Are social media really ‘media’ in the way ordinary media – like newspapers – are? There’s loads of ways to get confused about this, and like any debate between people, not all of the arguments are completely rational. So, for example, “ordinary media” are sometimes described by “new media” enthusiasts (no names, no packdrill) as “old media”. Those of us who are approaching their 50th birthday tend to feel that this use of the word “old” has an unnecessarily pejorative quality, an “out of my way old timer” feel.
Then there’s the use of the word “media” to describe almost anything happening on the internet – from Tesco’s online shop to the New York Times online. Then comes the word monetization which is almost universally recognised as being terrible – on so many levels (the grubbiest kind of commercialisation, the wanton manhandling of a perfectly good noun into a hopelessly weak transitive verb). Who is being paid (money) for what, and by whom? Rather than trying to describe the perfectly straightforward matter (in capitalist societies, natch) of people being paid for their work, monetization feels more like a shrug, a vague hope, a kind of awkwardly expressed feeling that – y’know, it might be nice if, at some stage, you might get paid for some of what you’ve done.
One of the ways people have tried to solve the monetization problem is through the idea (metaphor?) of business models. This phrase has a nicely mechanistic (almost Meccano) feel about it. If you want to be paid, you need a bunch of bits and pieces so you can bolt a payment lever onto a communication channel attached to a few content creation devices – with some nice financial gearing up at the front.
A recent bit of research from Universal McCann looked at these issues from the point of view (not surprisingly) of their potential clients – brands. (You can download the whole thing if you want. But the point of a blogpost is that you don’t have to – so here’s my summary). What they found was that brands tend to think that social media are like ordinary media. So brands, like Snickers for example, approach the whole business a bit like they would an ordinary media advertising campaign.
They approach some celebs (Rio Ferdiand, Katie Price and Cher Lloyd – I include the surnames for other old people) and get them to share pictures of themselves conspicuously eating snickers on Twitter. Of course this backfired spectacularly, as an obvious piece of “monetization” inappropriate to a ‘social medium’. Which would tend to suggest, that social media are different from ordinary media, and in particular, with regard to monetization. Perhaps unsurprisingly, this is not the interpretation Mcann give to such findings. Instead they argue that brands, at least, need to make their work in social media more like ordinary media. They quote Simon Mansell, chief executive of social agency TBG Digital: “Most brands are not used to being journalists or publishers.”
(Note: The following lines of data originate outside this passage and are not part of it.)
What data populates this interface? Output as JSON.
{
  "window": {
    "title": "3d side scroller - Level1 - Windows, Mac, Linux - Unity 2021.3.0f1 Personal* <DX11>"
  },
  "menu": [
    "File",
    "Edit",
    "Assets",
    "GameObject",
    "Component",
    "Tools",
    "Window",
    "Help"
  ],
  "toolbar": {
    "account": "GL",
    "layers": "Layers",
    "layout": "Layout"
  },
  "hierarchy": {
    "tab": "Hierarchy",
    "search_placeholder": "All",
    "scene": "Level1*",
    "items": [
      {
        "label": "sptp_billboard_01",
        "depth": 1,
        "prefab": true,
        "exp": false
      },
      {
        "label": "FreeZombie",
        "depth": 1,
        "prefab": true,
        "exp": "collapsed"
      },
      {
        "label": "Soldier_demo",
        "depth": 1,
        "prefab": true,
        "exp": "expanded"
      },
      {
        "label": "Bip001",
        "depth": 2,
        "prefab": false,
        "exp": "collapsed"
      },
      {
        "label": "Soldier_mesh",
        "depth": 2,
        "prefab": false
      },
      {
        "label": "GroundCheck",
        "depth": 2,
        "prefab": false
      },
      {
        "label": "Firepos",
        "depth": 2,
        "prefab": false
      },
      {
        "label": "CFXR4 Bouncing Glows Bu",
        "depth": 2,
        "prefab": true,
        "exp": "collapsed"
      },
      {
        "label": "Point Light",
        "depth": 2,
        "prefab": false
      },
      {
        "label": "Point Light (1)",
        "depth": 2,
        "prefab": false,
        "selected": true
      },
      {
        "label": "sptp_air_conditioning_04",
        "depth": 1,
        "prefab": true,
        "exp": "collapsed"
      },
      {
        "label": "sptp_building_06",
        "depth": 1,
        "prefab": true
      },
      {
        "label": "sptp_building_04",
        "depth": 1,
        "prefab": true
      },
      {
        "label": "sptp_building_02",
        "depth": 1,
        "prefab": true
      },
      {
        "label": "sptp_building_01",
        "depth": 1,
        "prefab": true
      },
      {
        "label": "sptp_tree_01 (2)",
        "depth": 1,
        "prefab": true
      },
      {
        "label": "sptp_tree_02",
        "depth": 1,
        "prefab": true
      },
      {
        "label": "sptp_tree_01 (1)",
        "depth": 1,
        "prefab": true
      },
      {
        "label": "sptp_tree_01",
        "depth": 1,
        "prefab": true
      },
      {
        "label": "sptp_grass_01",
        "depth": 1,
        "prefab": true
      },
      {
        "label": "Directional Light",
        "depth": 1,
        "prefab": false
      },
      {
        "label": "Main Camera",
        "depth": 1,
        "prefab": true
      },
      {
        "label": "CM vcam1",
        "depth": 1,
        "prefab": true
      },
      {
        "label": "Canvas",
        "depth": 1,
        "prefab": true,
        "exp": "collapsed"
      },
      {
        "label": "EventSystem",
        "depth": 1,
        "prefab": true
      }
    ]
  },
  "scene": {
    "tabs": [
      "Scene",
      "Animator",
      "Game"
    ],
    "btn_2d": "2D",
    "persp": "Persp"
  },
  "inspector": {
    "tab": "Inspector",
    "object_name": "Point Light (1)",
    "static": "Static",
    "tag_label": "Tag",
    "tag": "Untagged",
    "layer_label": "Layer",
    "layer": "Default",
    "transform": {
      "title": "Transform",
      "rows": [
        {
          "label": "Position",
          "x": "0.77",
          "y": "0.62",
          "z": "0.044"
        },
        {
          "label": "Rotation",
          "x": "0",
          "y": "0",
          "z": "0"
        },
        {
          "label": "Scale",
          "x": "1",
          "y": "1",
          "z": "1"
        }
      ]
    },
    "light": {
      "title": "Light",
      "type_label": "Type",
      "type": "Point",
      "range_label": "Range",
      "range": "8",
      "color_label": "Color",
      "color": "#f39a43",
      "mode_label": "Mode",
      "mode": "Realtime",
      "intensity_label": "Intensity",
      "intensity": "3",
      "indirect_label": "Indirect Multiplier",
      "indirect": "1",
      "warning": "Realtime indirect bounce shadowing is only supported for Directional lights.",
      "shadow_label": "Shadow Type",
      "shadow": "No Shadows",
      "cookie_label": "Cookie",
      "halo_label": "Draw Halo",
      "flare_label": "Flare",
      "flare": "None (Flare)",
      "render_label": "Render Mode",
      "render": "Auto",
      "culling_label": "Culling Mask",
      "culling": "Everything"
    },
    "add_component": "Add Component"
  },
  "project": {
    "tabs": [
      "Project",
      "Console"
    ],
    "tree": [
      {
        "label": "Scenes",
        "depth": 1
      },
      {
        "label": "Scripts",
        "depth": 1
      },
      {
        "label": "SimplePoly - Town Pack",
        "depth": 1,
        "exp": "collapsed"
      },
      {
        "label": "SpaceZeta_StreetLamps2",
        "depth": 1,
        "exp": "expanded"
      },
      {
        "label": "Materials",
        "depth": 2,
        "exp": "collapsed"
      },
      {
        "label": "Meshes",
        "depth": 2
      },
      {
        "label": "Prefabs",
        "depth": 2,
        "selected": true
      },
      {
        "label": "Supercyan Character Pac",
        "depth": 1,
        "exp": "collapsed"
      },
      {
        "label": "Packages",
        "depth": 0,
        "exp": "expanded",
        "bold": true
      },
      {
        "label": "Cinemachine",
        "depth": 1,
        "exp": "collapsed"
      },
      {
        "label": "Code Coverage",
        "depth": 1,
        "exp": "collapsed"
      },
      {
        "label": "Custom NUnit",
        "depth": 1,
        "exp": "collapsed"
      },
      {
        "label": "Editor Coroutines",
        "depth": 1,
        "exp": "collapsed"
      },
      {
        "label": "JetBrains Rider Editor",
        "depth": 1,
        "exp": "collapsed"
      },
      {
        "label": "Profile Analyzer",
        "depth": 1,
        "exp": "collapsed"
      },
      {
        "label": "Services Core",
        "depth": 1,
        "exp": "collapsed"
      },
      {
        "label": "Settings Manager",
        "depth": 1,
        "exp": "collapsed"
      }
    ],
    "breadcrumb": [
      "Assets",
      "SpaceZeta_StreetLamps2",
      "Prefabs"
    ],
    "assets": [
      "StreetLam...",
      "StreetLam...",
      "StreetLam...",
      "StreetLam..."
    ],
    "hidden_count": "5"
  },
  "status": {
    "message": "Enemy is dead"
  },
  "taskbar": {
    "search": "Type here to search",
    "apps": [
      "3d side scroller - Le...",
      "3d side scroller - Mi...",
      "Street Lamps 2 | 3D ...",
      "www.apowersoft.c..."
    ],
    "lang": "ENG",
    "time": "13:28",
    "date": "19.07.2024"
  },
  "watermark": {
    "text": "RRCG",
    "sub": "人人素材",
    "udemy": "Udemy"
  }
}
To an extent this interpretation could apply to all of us. Partners in this project – the Tate, The British Library, Mixcloud, the University of Westminster, etc. – all are “brands”. And even the individuals – even me – we are all “personal brands”.
What I like about all this, of course, is it suggests there is a future for the kind of “ordinary media” which old people like me, and some of the people I teach, really quite like, and feel we understand. So, as I declared at the start, no contribution to a debate is purely objective and rational. There’s an element of “I told you I was right” about all of us. But the real value of a research network is that I’m forced to say what I really think and then watch as people demonstrate that I’m irrational and just plain wrong.